**DIRECTIONS FOR THIS TASK**
Scan the material and copy every line in which "vehicles" appears.

────

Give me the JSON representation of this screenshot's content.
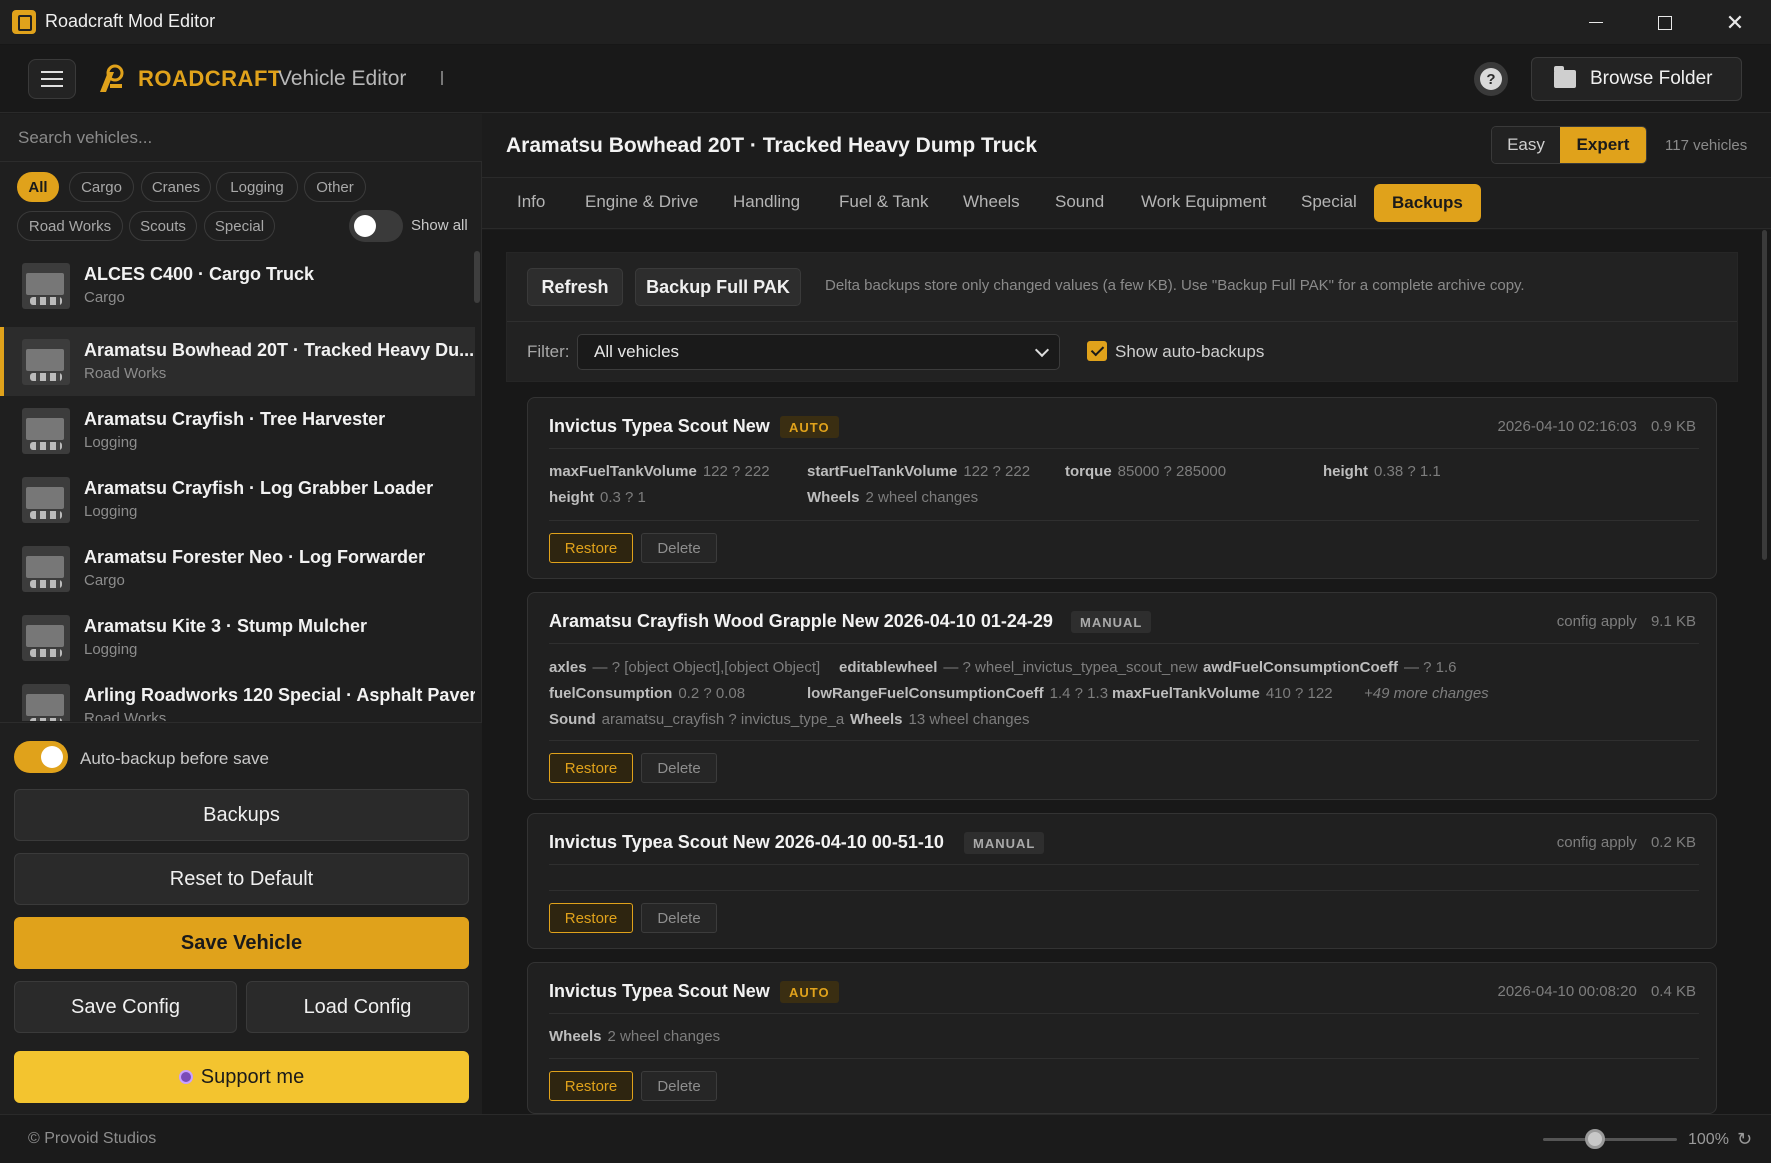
{
  "window": {
    "title": "Roadcraft Mod Editor"
  },
  "header": {
    "brand": "ROADCRAFT",
    "subtitle": "Vehicle Editor",
    "help": "?",
    "browse_label": "Browse Folder"
  },
  "sidebar": {
    "search_placeholder": "Search vehicles...",
    "filters": [
      "All",
      "Cargo",
      "Cranes",
      "Logging",
      "Other",
      "Road Works",
      "Scouts",
      "Special"
    ],
    "active_filter": "All",
    "show_all_label": "Show all",
    "vehicles": [
      {
        "name": "ALCES C400 · Cargo Truck",
        "category": "Cargo"
      },
      {
        "name": "Aramatsu Bowhead 20T · Tracked Heavy Du...",
        "category": "Road Works"
      },
      {
        "name": "Aramatsu Crayfish · Tree Harvester",
        "category": "Logging"
      },
      {
        "name": "Aramatsu Crayfish · Log Grabber Loader",
        "category": "Logging"
      },
      {
        "name": "Aramatsu Forester Neo · Log Forwarder",
        "category": "Cargo"
      },
      {
        "name": "Aramatsu Kite 3 · Stump Mulcher",
        "category": "Logging"
      },
      {
        "name": "Arling Roadworks 120 Special · Asphalt Paver",
        "category": "Road Works"
      }
    ],
    "selected_index": 1,
    "autobackup_label": "Auto-backup before save",
    "buttons": {
      "backups": "Backups",
      "reset": "Reset to Default",
      "save_vehicle": "Save Vehicle",
      "save_config": "Save Config",
      "load_config": "Load Config",
      "support": "Support me"
    }
  },
  "status": {
    "copyright": "© Provoid Studios",
    "zoom": "100%",
    "zoom_reset": "↻"
  },
  "main": {
    "title": "Aramatsu Bowhead 20T · Tracked Heavy Dump Truck",
    "modes": [
      "Easy",
      "Expert"
    ],
    "active_mode": "Expert",
    "vehicle_count": "117 vehicles",
    "tabs": [
      "Info",
      "Engine & Drive",
      "Handling",
      "Fuel & Tank",
      "Wheels",
      "Sound",
      "Work Equipment",
      "Special",
      "Backups"
    ],
    "active_tab": "Backups"
  },
  "backups": {
    "refresh_label": "Refresh",
    "full_pak_label": "Backup Full PAK",
    "hint": "Delta backups store only changed values (a few KB). Use \"Backup Full PAK\" for a complete archive copy.",
    "filter_label": "Filter:",
    "filter_value": "All vehicles",
    "show_auto_label": "Show auto-backups",
    "show_auto_checked": true,
    "restore_label": "Restore",
    "delete_label": "Delete",
    "items": [
      {
        "title": "Invictus Typea Scout New",
        "badge": "AUTO",
        "date": "2026-04-10 02:16:03",
        "size": "0.9 KB",
        "changes": [
          {
            "k": "maxFuelTankVolume",
            "v": "122 ? 222"
          },
          {
            "k": "startFuelTankVolume",
            "v": "122 ? 222"
          },
          {
            "k": "torque",
            "v": "85000 ? 285000"
          },
          {
            "k": "height",
            "v": "0.38 ? 1.1"
          },
          {
            "k": "height",
            "v": "0.3 ? 1"
          },
          {
            "k": "Wheels",
            "v": "2 wheel changes"
          }
        ]
      },
      {
        "title": "Aramatsu Crayfish Wood Grapple New 2026-04-10 01-24-29",
        "badge": "MANUAL",
        "date": "config apply",
        "size": "9.1 KB",
        "changes": [
          {
            "k": "axles",
            "v": "— ? [object Object],[object Object]"
          },
          {
            "k": "editablewheel",
            "v": "— ? wheel_invictus_typea_scout_new"
          },
          {
            "k": "awdFuelConsumptionCoeff",
            "v": "— ? 1.6"
          },
          {
            "k": "fuelConsumption",
            "v": "0.2 ? 0.08"
          },
          {
            "k": "lowRangeFuelConsumptionCoeff",
            "v": "1.4 ? 1.3"
          },
          {
            "k": "maxFuelTankVolume",
            "v": "410 ? 122"
          },
          {
            "k": "Sound",
            "v": "aramatsu_crayfish ? invictus_type_a"
          },
          {
            "k": "Wheels",
            "v": "13 wheel changes"
          }
        ],
        "more": "+49 more changes"
      },
      {
        "title": "Invictus Typea Scout New 2026-04-10 00-51-10",
        "badge": "MANUAL",
        "date": "config apply",
        "size": "0.2 KB",
        "changes": []
      },
      {
        "title": "Invictus Typea Scout New",
        "badge": "AUTO",
        "date": "2026-04-10 00:08:20",
        "size": "0.4 KB",
        "changes": [
          {
            "k": "Wheels",
            "v": "2 wheel changes"
          }
        ]
      }
    ]
  },
  "colors": {
    "accent": "#e0a21b",
    "support": "#f3c42f",
    "background": "#1c1c1c"
  }
}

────

**ANSWER SECTION**
    "search_placeholder": "Search vehicles...",
    "vehicles": [
    "vehicle_count": "117 vehicles",
    "filter_value": "All vehicles",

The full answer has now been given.